#### Records for this task

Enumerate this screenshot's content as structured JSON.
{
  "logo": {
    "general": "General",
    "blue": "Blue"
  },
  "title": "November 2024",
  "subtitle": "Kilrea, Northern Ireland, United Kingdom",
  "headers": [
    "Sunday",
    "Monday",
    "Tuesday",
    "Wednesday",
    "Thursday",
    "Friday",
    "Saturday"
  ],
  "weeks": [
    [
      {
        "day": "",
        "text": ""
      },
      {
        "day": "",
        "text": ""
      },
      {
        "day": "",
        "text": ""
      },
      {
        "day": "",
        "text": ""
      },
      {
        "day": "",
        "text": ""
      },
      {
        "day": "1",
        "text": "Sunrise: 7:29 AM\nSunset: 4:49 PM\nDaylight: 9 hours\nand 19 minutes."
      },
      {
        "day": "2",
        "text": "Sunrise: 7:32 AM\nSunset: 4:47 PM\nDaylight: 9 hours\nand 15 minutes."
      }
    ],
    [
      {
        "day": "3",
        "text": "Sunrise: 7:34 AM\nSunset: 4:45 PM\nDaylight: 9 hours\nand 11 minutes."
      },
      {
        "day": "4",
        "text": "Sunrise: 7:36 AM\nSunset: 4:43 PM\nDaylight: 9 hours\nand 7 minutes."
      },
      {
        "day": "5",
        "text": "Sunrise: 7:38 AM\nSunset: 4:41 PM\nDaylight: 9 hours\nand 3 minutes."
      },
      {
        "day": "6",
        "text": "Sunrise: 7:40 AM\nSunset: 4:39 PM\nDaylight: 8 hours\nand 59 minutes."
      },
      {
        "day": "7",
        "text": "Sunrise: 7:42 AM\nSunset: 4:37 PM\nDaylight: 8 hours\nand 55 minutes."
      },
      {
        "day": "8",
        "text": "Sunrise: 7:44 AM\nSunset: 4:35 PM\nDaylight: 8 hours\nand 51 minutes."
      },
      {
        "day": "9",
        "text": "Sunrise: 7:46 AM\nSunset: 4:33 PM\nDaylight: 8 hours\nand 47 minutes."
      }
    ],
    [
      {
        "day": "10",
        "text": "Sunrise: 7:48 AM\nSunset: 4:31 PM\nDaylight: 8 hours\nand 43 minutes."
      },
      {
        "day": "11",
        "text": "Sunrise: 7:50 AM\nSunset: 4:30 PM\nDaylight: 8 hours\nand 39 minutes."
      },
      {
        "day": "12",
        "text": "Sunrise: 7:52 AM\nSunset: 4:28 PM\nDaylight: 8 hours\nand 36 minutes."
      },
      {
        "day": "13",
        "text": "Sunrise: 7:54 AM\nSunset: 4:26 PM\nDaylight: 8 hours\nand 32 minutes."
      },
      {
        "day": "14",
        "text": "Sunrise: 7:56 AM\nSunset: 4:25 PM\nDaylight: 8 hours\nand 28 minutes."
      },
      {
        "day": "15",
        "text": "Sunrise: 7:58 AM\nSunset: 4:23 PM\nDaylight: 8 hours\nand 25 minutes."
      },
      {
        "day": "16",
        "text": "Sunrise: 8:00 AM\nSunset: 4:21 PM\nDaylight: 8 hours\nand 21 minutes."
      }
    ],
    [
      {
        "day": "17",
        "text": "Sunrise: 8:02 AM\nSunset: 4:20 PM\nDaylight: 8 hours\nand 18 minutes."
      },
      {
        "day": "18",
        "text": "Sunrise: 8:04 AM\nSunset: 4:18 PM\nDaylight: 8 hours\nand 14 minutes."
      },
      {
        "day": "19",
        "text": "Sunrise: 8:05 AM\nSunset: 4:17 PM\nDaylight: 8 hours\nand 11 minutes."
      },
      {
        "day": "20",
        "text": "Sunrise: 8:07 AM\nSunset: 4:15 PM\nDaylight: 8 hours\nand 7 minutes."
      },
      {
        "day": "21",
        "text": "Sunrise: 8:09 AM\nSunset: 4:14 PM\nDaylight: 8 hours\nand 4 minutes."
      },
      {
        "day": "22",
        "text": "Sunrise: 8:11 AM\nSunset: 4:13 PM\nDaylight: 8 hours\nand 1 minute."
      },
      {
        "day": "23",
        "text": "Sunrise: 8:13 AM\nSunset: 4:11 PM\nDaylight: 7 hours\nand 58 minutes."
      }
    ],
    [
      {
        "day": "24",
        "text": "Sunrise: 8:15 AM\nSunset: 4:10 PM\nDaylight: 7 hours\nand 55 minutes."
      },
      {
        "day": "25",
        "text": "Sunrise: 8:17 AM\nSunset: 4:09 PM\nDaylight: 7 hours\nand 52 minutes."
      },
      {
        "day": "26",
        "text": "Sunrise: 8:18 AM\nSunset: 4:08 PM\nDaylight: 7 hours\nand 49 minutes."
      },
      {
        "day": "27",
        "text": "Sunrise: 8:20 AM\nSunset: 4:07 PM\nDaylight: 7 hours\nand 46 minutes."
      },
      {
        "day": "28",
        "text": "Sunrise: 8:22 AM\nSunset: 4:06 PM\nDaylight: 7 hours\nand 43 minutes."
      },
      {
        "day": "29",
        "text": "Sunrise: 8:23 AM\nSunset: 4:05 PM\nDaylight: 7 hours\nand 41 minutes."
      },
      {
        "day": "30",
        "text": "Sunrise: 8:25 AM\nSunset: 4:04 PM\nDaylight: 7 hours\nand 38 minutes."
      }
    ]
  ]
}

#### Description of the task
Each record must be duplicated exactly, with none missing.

#### Response to the exercise
Enumerate this screenshot's content as structured JSON.
{
  "logo": {
    "general": "General",
    "blue": "Blue"
  },
  "title": "November 2024",
  "subtitle": "Kilrea, Northern Ireland, United Kingdom",
  "headers": [
    "Sunday",
    "Monday",
    "Tuesday",
    "Wednesday",
    "Thursday",
    "Friday",
    "Saturday"
  ],
  "weeks": [
    [
      {
        "day": "",
        "text": ""
      },
      {
        "day": "",
        "text": ""
      },
      {
        "day": "",
        "text": ""
      },
      {
        "day": "",
        "text": ""
      },
      {
        "day": "",
        "text": ""
      },
      {
        "day": "1",
        "text": "Sunrise: 7:29 AM\nSunset: 4:49 PM\nDaylight: 9 hours\nand 19 minutes."
      },
      {
        "day": "2",
        "text": "Sunrise: 7:32 AM\nSunset: 4:47 PM\nDaylight: 9 hours\nand 15 minutes."
      }
    ],
    [
      {
        "day": "3",
        "text": "Sunrise: 7:34 AM\nSunset: 4:45 PM\nDaylight: 9 hours\nand 11 minutes."
      },
      {
        "day": "4",
        "text": "Sunrise: 7:36 AM\nSunset: 4:43 PM\nDaylight: 9 hours\nand 7 minutes."
      },
      {
        "day": "5",
        "text": "Sunrise: 7:38 AM\nSunset: 4:41 PM\nDaylight: 9 hours\nand 3 minutes."
      },
      {
        "day": "6",
        "text": "Sunrise: 7:40 AM\nSunset: 4:39 PM\nDaylight: 8 hours\nand 59 minutes."
      },
      {
        "day": "7",
        "text": "Sunrise: 7:42 AM\nSunset: 4:37 PM\nDaylight: 8 hours\nand 55 minutes."
      },
      {
        "day": "8",
        "text": "Sunrise: 7:44 AM\nSunset: 4:35 PM\nDaylight: 8 hours\nand 51 minutes."
      },
      {
        "day": "9",
        "text": "Sunrise: 7:46 AM\nSunset: 4:33 PM\nDaylight: 8 hours\nand 47 minutes."
      }
    ],
    [
      {
        "day": "10",
        "text": "Sunrise: 7:48 AM\nSunset: 4:31 PM\nDaylight: 8 hours\nand 43 minutes."
      },
      {
        "day": "11",
        "text": "Sunrise: 7:50 AM\nSunset: 4:30 PM\nDaylight: 8 hours\nand 39 minutes."
      },
      {
        "day": "12",
        "text": "Sunrise: 7:52 AM\nSunset: 4:28 PM\nDaylight: 8 hours\nand 36 minutes."
      },
      {
        "day": "13",
        "text": "Sunrise: 7:54 AM\nSunset: 4:26 PM\nDaylight: 8 hours\nand 32 minutes."
      },
      {
        "day": "14",
        "text": "Sunrise: 7:56 AM\nSunset: 4:25 PM\nDaylight: 8 hours\nand 28 minutes."
      },
      {
        "day": "15",
        "text": "Sunrise: 7:58 AM\nSunset: 4:23 PM\nDaylight: 8 hours\nand 25 minutes."
      },
      {
        "day": "16",
        "text": "Sunrise: 8:00 AM\nSunset: 4:21 PM\nDaylight: 8 hours\nand 21 minutes."
      }
    ],
    [
      {
        "day": "17",
        "text": "Sunrise: 8:02 AM\nSunset: 4:20 PM\nDaylight: 8 hours\nand 18 minutes."
      },
      {
        "day": "18",
        "text": "Sunrise: 8:04 AM\nSunset: 4:18 PM\nDaylight: 8 hours\nand 14 minutes."
      },
      {
        "day": "19",
        "text": "Sunrise: 8:05 AM\nSunset: 4:17 PM\nDaylight: 8 hours\nand 11 minutes."
      },
      {
        "day": "20",
        "text": "Sunrise: 8:07 AM\nSunset: 4:15 PM\nDaylight: 8 hours\nand 7 minutes."
      },
      {
        "day": "21",
        "text": "Sunrise: 8:09 AM\nSunset: 4:14 PM\nDaylight: 8 hours\nand 4 minutes."
      },
      {
        "day": "22",
        "text": "Sunrise: 8:11 AM\nSunset: 4:13 PM\nDaylight: 8 hours\nand 1 minute."
      },
      {
        "day": "23",
        "text": "Sunrise: 8:13 AM\nSunset: 4:11 PM\nDaylight: 7 hours\nand 58 minutes."
      }
    ],
    [
      {
        "day": "24",
        "text": "Sunrise: 8:15 AM\nSunset: 4:10 PM\nDaylight: 7 hours\nand 55 minutes."
      },
      {
        "day": "25",
        "text": "Sunrise: 8:17 AM\nSunset: 4:09 PM\nDaylight: 7 hours\nand 52 minutes."
      },
      {
        "day": "26",
        "text": "Sunrise: 8:18 AM\nSunset: 4:08 PM\nDaylight: 7 hours\nand 49 minutes."
      },
      {
        "day": "27",
        "text": "Sunrise: 8:20 AM\nSunset: 4:07 PM\nDaylight: 7 hours\nand 46 minutes."
      },
      {
        "day": "28",
        "text": "Sunrise: 8:22 AM\nSunset: 4:06 PM\nDaylight: 7 hours\nand 43 minutes."
      },
      {
        "day": "29",
        "text": "Sunrise: 8:23 AM\nSunset: 4:05 PM\nDaylight: 7 hours\nand 41 minutes."
      },
      {
        "day": "30",
        "text": "Sunrise: 8:25 AM\nSunset: 4:04 PM\nDaylight: 7 hours\nand 38 minutes."
      }
    ]
  ]
}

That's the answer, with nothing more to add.